WHAT YOU WILL DO ▸ Pull out each line of the records holding the string "this".

DATA UNDER STUDY ▸
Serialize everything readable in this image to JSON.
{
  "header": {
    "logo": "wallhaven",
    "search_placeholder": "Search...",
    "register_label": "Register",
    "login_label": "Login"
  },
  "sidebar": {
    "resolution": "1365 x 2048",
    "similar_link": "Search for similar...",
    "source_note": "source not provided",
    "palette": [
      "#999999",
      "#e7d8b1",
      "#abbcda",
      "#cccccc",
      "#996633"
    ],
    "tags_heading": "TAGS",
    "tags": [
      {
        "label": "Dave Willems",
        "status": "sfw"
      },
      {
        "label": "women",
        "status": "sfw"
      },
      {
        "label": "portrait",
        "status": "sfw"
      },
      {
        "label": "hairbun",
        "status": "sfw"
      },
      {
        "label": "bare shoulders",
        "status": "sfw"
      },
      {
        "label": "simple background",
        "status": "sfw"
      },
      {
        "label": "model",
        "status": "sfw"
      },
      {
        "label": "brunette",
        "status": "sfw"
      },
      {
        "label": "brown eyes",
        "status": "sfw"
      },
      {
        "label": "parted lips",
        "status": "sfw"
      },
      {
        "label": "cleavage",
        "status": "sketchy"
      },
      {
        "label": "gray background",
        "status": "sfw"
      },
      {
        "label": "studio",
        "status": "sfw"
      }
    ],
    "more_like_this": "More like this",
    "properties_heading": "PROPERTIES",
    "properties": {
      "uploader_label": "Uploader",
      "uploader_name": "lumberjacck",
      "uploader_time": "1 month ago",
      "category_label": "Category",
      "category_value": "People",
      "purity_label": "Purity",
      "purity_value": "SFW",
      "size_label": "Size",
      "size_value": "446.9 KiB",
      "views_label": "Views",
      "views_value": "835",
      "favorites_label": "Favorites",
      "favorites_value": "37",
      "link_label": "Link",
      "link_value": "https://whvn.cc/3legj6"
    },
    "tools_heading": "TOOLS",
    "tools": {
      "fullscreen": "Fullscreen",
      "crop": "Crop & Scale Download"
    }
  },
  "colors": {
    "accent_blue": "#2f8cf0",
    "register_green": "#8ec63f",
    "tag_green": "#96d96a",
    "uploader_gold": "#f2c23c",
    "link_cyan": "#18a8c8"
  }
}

EXERCISE SOLUTION ▸
Serialize everything readable in this image to JSON.
    "more_like_this": "More like this",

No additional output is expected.